  • Do NOT Grease the Pan: This is very important! The cake needs to cling to the sides of the pan in order to rise, as well as during the cooling process. This ensures that the angel food cake will be high and retain its volume. If your tube pan does not have a removable bottom, then line the bottom only with parchment paper for an easier release.
  • Cooling: If the pan has little feet on the bottom, you can simply set it upside down to cool on a wire rack. However, if it does not have feet, then you will want to invert the pan onto the neck of a glass bottle for the cooling process.
  • Stand Mixer Alternatives: While the mixing is easiest with a stand mixer using a whisk attachment or a hand mixer, you can whisk the egg whites by hand using a balloon whisk and elbow grease!
  • Number of Eggs: How many eggs you use will vary based on the size of the egg and the size of the yolk in each individual egg. I typically only need 10 eggs to get 1½ cups of egg whites, but most recipes say 11 or 12 is the average.
  • Separating Eggs: Eggs separate easier when they are cold, and if there is any yolk in with the egg whites, it will prevent them from whipping up into stiff peaks, so I recommend separating and measuring the eggs while cold, then allow them to come to room temperature before proceeding with the recipe.
  • Different Flavors: You can substitute almond extract, orange extract, lemon extract, or use them in combination with the vanilla to adjust the flavoring. Be sure to check the label on them, however; if there is any oil (which is sometimes included in flavored extracts) it can prevent the eggs from forming stiff peaks.
  • Slicing the Cake: It’s super important that when cutting angel food cake, you use a sharp, serrated knife and a gentle sawing motion (I use my favorite bread knife). Using a straight-edge knife and/or cutting straight down will smush the cake.
  • Serving Suggestions: Fresh berries, whipped cream, vanilla ice cream, and /or chocolate ganache are all wonderful accompaniments!
  • Make-Ahead: Angel food cake can be prepared one day in advance; once cooled completely and removed from the tube pan, cover with plastic wrap and keep at room temperature.
  • Freezing Instructions: Angel food cake can be frozen by wrapping it (either the whole cake or individual slices) tightly in plastic wrap, then in aluminum foil. Place in a freezer-safe bag or container and freeze for up to 4 months. Thaw at room temperature.

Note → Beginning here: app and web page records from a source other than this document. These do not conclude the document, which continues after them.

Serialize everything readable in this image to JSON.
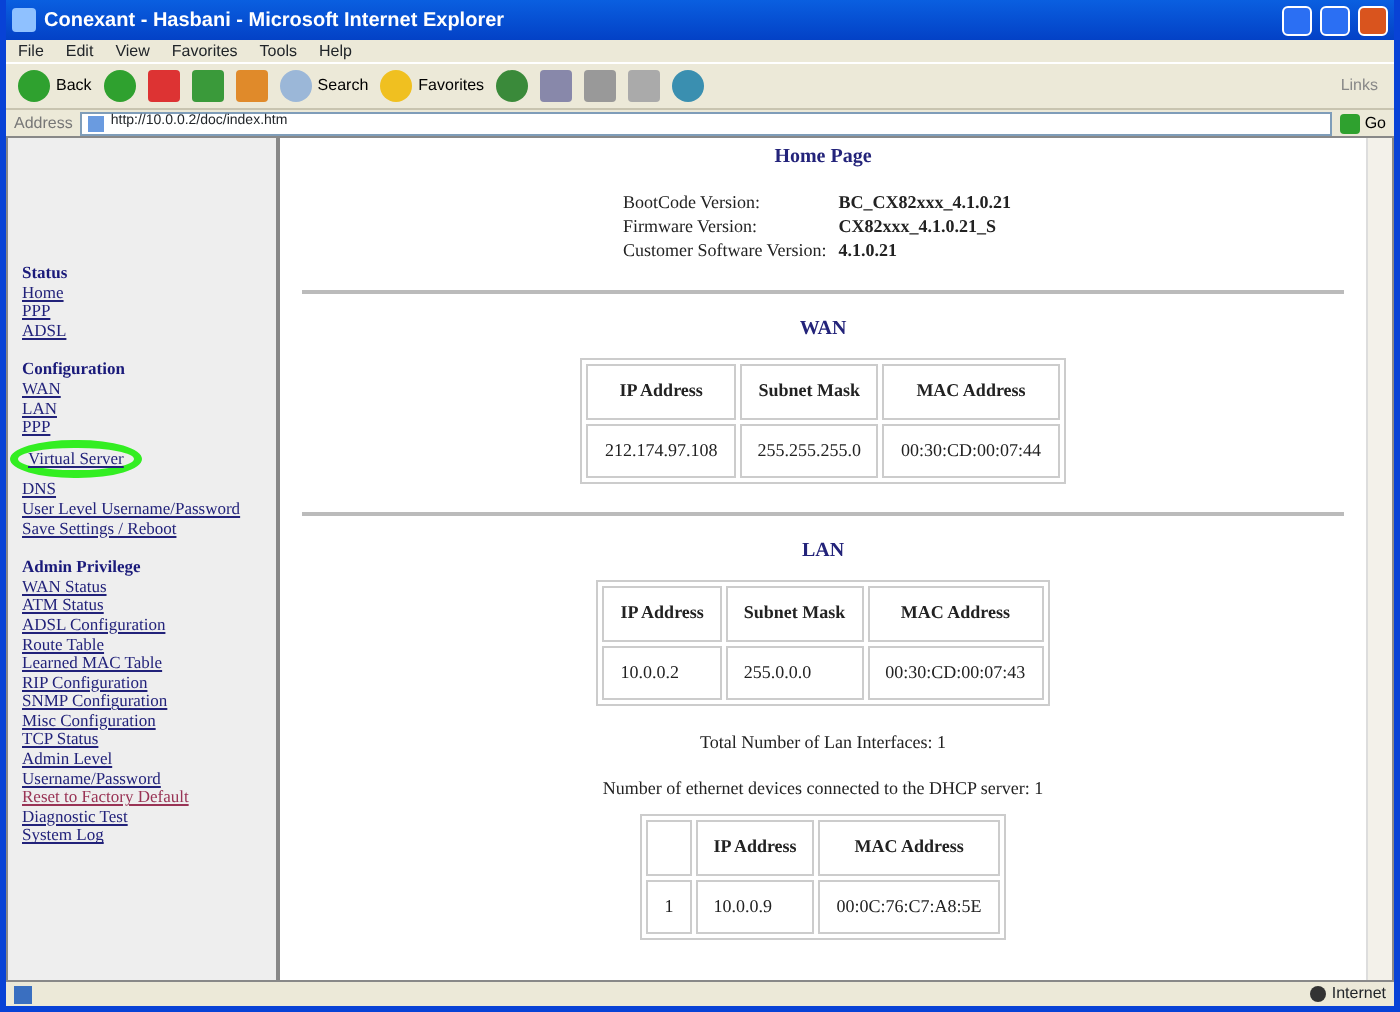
{
  "window": {
    "title": "Conexant - Hasbani - Microsoft Internet Explorer"
  },
  "menu_bar": [
    "File",
    "Edit",
    "View",
    "Favorites",
    "Tools",
    "Help"
  ],
  "toolbar": {
    "back": "Back",
    "search": "Search",
    "favorites": "Favorites",
    "links": "Links"
  },
  "address_bar": {
    "label": "Address",
    "url": "http://10.0.0.2/doc/index.htm",
    "go": "Go"
  },
  "sidebar": {
    "sections": [
      {
        "heading": "Status",
        "items": [
          {
            "label": "Home",
            "circled": false,
            "visited": false
          },
          {
            "label": "PPP",
            "circled": false,
            "visited": false
          },
          {
            "label": "ADSL",
            "circled": false,
            "visited": false
          }
        ]
      },
      {
        "heading": "Configuration",
        "items": [
          {
            "label": "WAN",
            "circled": false,
            "visited": false
          },
          {
            "label": "LAN",
            "circled": false,
            "visited": false
          },
          {
            "label": "PPP",
            "circled": false,
            "visited": false
          },
          {
            "label": "Virtual Server",
            "circled": true,
            "visited": false
          },
          {
            "label": "DNS",
            "circled": false,
            "visited": false
          },
          {
            "label": "User Level Username/Password",
            "circled": false,
            "visited": false
          },
          {
            "label": "Save Settings / Reboot",
            "circled": false,
            "visited": false
          }
        ]
      },
      {
        "heading": "Admin Privilege",
        "items": [
          {
            "label": "WAN Status",
            "circled": false,
            "visited": false
          },
          {
            "label": "ATM Status",
            "circled": false,
            "visited": false
          },
          {
            "label": "ADSL Configuration",
            "circled": false,
            "visited": false
          },
          {
            "label": "Route Table",
            "circled": false,
            "visited": false
          },
          {
            "label": "Learned MAC Table",
            "circled": false,
            "visited": false
          },
          {
            "label": "RIP Configuration",
            "circled": false,
            "visited": false
          },
          {
            "label": "SNMP Configuration",
            "circled": false,
            "visited": false
          },
          {
            "label": "Misc Configuration",
            "circled": false,
            "visited": false
          },
          {
            "label": "TCP Status",
            "circled": false,
            "visited": false
          },
          {
            "label": "Admin Level",
            "circled": false,
            "visited": false
          },
          {
            "label": "Username/Password",
            "circled": false,
            "visited": false
          },
          {
            "label": "Reset to Factory Default",
            "circled": false,
            "visited": true
          },
          {
            "label": "Diagnostic Test",
            "circled": false,
            "visited": false
          },
          {
            "label": "System Log",
            "circled": false,
            "visited": false
          }
        ]
      }
    ]
  },
  "main": {
    "title": "Home Page",
    "versions": [
      {
        "label": "BootCode Version:",
        "value": "BC_CX82xxx_4.1.0.21"
      },
      {
        "label": "Firmware Version:",
        "value": "CX82xxx_4.1.0.21_S"
      },
      {
        "label": "Customer Software Version:",
        "value": "4.1.0.21"
      }
    ],
    "wan": {
      "title": "WAN",
      "columns": [
        "IP Address",
        "Subnet Mask",
        "MAC Address"
      ],
      "rows": [
        [
          "212.174.97.108",
          "255.255.255.0",
          "00:30:CD:00:07:44"
        ]
      ]
    },
    "lan": {
      "title": "LAN",
      "columns": [
        "IP Address",
        "Subnet Mask",
        "MAC Address"
      ],
      "rows": [
        [
          "10.0.0.2",
          "255.0.0.0",
          "00:30:CD:00:07:43"
        ]
      ]
    },
    "lan_interfaces": "Total Number of Lan Interfaces: 1",
    "dhcp_devices": "Number of ethernet devices connected to the DHCP server: 1",
    "dhcp_table": {
      "columns": [
        "",
        "IP Address",
        "MAC Address"
      ],
      "rows": [
        [
          "1",
          "10.0.0.9",
          "00:0C:76:C7:A8:5E"
        ]
      ]
    }
  },
  "status_bar": {
    "zone": "Internet"
  }
}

Nutrition:

Calories: 152kcal
Fat: 1g
Saturated fat: 1g
Sodium: 100mg
Potassium: 123mg
Carbohydrates: 33g
Fiber: 1g
Sugar: 25g
Protein: 5g
Vitamin A: 1%
Calcium: 4%
Iron: 1%

Did you make this recipe?

Leave a review below, then snap a picture and tag @thebrowneyedbaker on Instagram so I can see it!

Photography by Ari Laing.